Charles E. Burch

 This question has been asked many times through the years. In God's word nothing is said explicitly about recognizing our loved ones in heaven, but it does reveal some principles to guide us toward that conclusion. The apostle Paul wrote to some Christians who were concerned about their loved ones who had died. "...That ye sorrow not, even as others which have no hope...The dead in Christ shall rise first: then we which are alive and remain shall be caught up together with them in the clouds, to meet the Lord in the air: and so shall we ever be with the Lord. Wherefore comfort one another with these words" (I Thessalonians 4:13-18). This certainly implies that these Christians would recognize their loved ones, else there would not really be any comfort in these words (v 18). When David's son died, David had been fasting and mourning, but he ceased to do so. The servants were astonished at his action. David said, "But now he is dead, wherefore should I fast? Can I bring him back again? I shall go to him, but he shall not return to me" (II Samuel 12:23). David expresses his expectation of seeing his son again, and the implication of future recognition. Otherwise the statement makes no sense.

 When the unbelieving Sadducees tried to trap Jesus in his teaching about the resurrection, He said, "For in the resurrection they neither marry, nor are given in marriage, but are as the angels of God in heaven" (Matthew 23:30). The scriptures indicate that we will know one another. But we may not recognize the same relationship, with our loved ones, that we had here on earth. In Matthew 17:1-8, Jesus took Peter, James and John into a high mountain. When they saw Moses and Elijah they recognized them. Yet, there is no record of any introductions. 

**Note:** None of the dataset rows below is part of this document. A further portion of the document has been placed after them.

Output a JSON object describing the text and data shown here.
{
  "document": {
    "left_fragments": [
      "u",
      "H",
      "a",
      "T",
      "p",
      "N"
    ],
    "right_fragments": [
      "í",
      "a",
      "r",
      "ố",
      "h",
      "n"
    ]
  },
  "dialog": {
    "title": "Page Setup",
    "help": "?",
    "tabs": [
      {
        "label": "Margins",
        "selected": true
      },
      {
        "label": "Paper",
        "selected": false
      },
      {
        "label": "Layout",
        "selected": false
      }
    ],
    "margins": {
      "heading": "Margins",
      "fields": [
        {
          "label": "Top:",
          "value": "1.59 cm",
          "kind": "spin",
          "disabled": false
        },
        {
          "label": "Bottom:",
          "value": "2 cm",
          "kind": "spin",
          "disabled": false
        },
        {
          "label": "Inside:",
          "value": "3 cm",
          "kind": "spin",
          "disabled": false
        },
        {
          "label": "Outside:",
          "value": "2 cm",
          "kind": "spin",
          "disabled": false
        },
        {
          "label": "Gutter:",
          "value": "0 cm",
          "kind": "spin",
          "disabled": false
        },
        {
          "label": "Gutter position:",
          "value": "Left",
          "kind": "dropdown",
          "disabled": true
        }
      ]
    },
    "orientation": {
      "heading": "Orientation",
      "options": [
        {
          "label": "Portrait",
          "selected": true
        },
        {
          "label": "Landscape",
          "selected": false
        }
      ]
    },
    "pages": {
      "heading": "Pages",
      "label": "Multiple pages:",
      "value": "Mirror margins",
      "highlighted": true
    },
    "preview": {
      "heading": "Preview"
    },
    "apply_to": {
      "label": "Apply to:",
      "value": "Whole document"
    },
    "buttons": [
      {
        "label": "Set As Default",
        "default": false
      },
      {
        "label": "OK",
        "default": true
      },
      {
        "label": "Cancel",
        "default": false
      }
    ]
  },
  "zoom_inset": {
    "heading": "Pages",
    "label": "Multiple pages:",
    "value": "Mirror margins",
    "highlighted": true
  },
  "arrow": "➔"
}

The story of the Rich Man and Lazarus in Luke 16:19-31, enables us to view the scenes of the future.  "So it was that the beggar died, and was carried by the angels to Abraham's bosom. The rich man also died and was buried. And being in torments in Hades, he lifted up his eyes and saw Abraham afar off, and Lazarus in his bosom. Then he cried and said, 'Father Abraham, have mercy on me, and send Lazarus that he may dip the tip of his finger in water and cool my tongue; for I am tormented in this flame” (Luke 16:22-24).Those in this story were all conscious, they were aware of their surroundings, and they all possessed a memory of the world they had left. Also, they knew one another. 

I have heard the statement, "If my loved ones are not there I couldn't enjoy heaven." But this is thinking only with human wisdom here on earth. The Bible reveals that some of God's children will not be there.  (Galatians 5:4; I Timothy 4:1-3). If God can be happy knowing that some of His children are not there, then we should be able to do the same. We cannot measure the joys of heaven with our human standards. I believe the scriptures reveal that we will know our loved ones in heaven. We may not miss those who don’t make it. For there will be nothing in heaven to cause sorrow.